• _WORK ITEM_
Once the records have been read, set every one down as it stands.

• _Records from a data source_
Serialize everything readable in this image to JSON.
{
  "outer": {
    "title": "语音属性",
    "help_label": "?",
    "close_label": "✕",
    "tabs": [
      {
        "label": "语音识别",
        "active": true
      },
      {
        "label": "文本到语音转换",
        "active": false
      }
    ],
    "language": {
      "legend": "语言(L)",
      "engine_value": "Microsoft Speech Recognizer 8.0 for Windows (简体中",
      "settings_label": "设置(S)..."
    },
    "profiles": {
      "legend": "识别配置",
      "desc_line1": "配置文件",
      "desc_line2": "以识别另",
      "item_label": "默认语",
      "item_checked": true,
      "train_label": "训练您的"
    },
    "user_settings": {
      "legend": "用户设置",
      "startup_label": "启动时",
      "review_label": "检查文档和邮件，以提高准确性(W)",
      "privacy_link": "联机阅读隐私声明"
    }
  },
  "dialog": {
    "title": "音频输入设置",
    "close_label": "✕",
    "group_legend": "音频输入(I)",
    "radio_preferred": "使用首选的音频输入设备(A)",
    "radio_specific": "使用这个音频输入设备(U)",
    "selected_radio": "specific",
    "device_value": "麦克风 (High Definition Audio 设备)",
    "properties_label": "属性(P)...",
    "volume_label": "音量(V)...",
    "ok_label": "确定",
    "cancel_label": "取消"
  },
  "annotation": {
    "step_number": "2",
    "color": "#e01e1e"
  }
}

• _WRITTEN ANSWER_
Serialize everything readable in this image to JSON.
{
  "outer": {
    "title": "语音属性",
    "help_label": "?",
    "close_label": "✕",
    "tabs": [
      {
        "label": "语音识别",
        "active": true
      },
      {
        "label": "文本到语音转换",
        "active": false
      }
    ],
    "language": {
      "legend": "语言(L)",
      "engine_value": "Microsoft Speech Recognizer 8.0 for Windows (简体中",
      "settings_label": "设置(S)..."
    },
    "profiles": {
      "legend": "识别配置",
      "desc_line1": "配置文件",
      "desc_line2": "以识别另",
      "item_label": "默认语",
      "item_checked": true,
      "train_label": "训练您的"
    },
    "user_settings": {
      "legend": "用户设置",
      "startup_label": "启动时",
      "review_label": "检查文档和邮件，以提高准确性(W)",
      "privacy_link": "联机阅读隐私声明"
    }
  },
  "dialog": {
    "title": "音频输入设置",
    "close_label": "✕",
    "group_legend": "音频输入(I)",
    "radio_preferred": "使用首选的音频输入设备(A)",
    "radio_specific": "使用这个音频输入设备(U)",
    "selected_radio": "specific",
    "device_value": "麦克风 (High Definition Audio 设备)",
    "properties_label": "属性(P)...",
    "volume_label": "音量(V)...",
    "ok_label": "确定",
    "cancel_label": "取消"
  },
  "annotation": {
    "step_number": "2",
    "color": "#e01e1e"
  }
}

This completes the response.